Two days ago, I posted the following tweet:
“Every time I hear an atheist compare belief in God to belief in the ‘tooth fairy’ I get more evidence for my observation that atheists don’t even understand what they are rejecting.”
The tweet elicited several responses. Predictably, those included responses that defended the analogy by insisting that there is literally no evidence for the existence of God: none at all. For example,
“When theory and observation meet, we call that evidence. The tooth fairy has no theory and no evidence. God has theory but no evidence.”
“Maybe if there was more evidence for God than there was for the Tooth Fairy then we wouldn’t make that comparison.”
I wouldn’t bother to point out statements like these if they were anomalous, but the fact is that they are quite common among atheists. And the ignorance, hubris, and glaring brazenness of such statements should once and for all put the lie to the silly notion that self-described secular atheists are somehow more rational and carefully critical in evaluating evidence than their religious and theistic neighbors.
So here’s how things usually go at this point. A theist will point out that there is an unimaginably vast literature of reasons and arguments that provide evidence for the existence of God.
I pointed out that I’ve written three books — two co-authored with atheists — on just this topic. So of course, I was then insulted for trying to “sell books”. Imagine that, an author who dares make reference to the books he’s written. And even worse, an author who might want to sell those books. The audacity!
And then comes the predictable reply: “Just give me one reason to believe God exists. Give me one argument. Give me one bit of evidence.”
Of course, it’s an utterly silly request. Any person who begins by saying there is no evidence at all is not about to concede anything you present to them. Remember when now-disgraced young earth creationist Kent Hovind promised a $250,000 reward to anybody who could provide any evidence of evolution? It was a fool’s errand, of course, for whatever evidence you might provide, Kent could always insist that he doesn’t accept it as evidence. The same is true in situations like this. “That’s not evidence! That’s been ‘debunked’!” As if one’s personal incredulity toward a reason or argument is sufficient to demonstrate that it constitutes no reason or evidence at all.
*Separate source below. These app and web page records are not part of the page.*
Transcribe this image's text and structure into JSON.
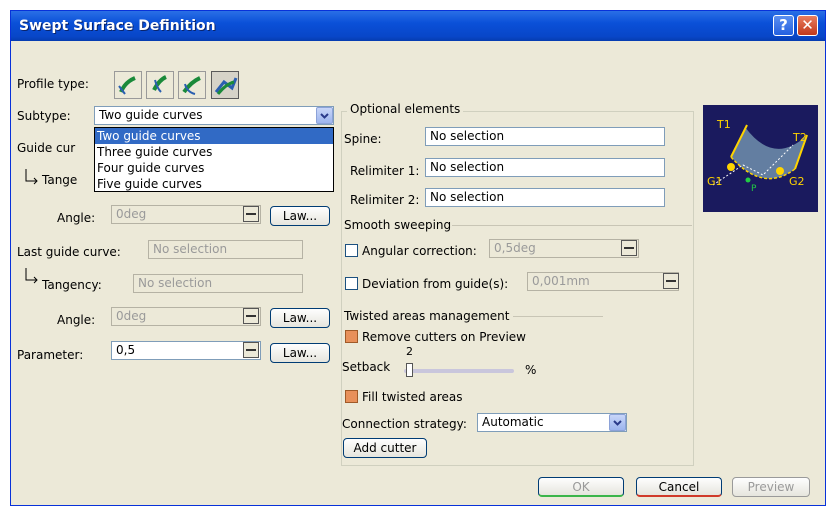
{
  "window": {
    "title": "Swept Surface Definition",
    "help_glyph": "?",
    "close_glyph": "✕"
  },
  "profile": {
    "label": "Profile type:",
    "icons": [
      "line-profile-icon",
      "circle-profile-icon",
      "conic-profile-icon",
      "explicit-profile-icon"
    ]
  },
  "subtype": {
    "label": "Subtype:",
    "value": "Two guide curves",
    "options": [
      "Two guide curves",
      "Three guide curves",
      "Four guide curves",
      "Five guide curves"
    ]
  },
  "first_guide": {
    "label_partial": "Guide cur",
    "tangency_partial": "Tange",
    "angle_label": "Angle:",
    "angle_value": "0deg",
    "law_label": "Law..."
  },
  "last_guide": {
    "label": "Last guide curve:",
    "value": "No selection",
    "tangency_label": "Tangency:",
    "tangency_value": "No selection",
    "angle_label": "Angle:",
    "angle_value": "0deg",
    "law_label": "Law..."
  },
  "parameter": {
    "label": "Parameter:",
    "value": "0,5",
    "law_label": "Law..."
  },
  "optional": {
    "title": "Optional elements",
    "spine_label": "Spine:",
    "spine_value": "No selection",
    "relimiter1_label": "Relimiter 1:",
    "relimiter1_value": "No selection",
    "relimiter2_label": "Relimiter 2:",
    "relimiter2_value": "No selection"
  },
  "smooth": {
    "title": "Smooth sweeping",
    "angular_label": "Angular correction:",
    "angular_value": "0,5deg",
    "deviation_label": "Deviation from guide(s):",
    "deviation_value": "0,001mm"
  },
  "twisted": {
    "title": "Twisted areas management",
    "remove_cutters_label": "Remove cutters on Preview",
    "remove_cutters_checked": true,
    "setback_label": "Setback",
    "setback_value": "2",
    "setback_unit": "%",
    "fill_label": "Fill twisted areas",
    "fill_checked": true,
    "connection_label": "Connection strategy:",
    "connection_value": "Automatic",
    "add_cutter_label": "Add cutter"
  },
  "preview_image": {
    "labels": [
      "T1",
      "T2",
      "G1",
      "G2",
      "P"
    ]
  },
  "footer": {
    "ok_label": "OK",
    "cancel_label": "Cancel",
    "preview_label": "Preview"
  }
}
I guess the bottom line is this: if people really want to keep comparing God to the tooth fairy, you and I probably ain’t going to be able to change their mind.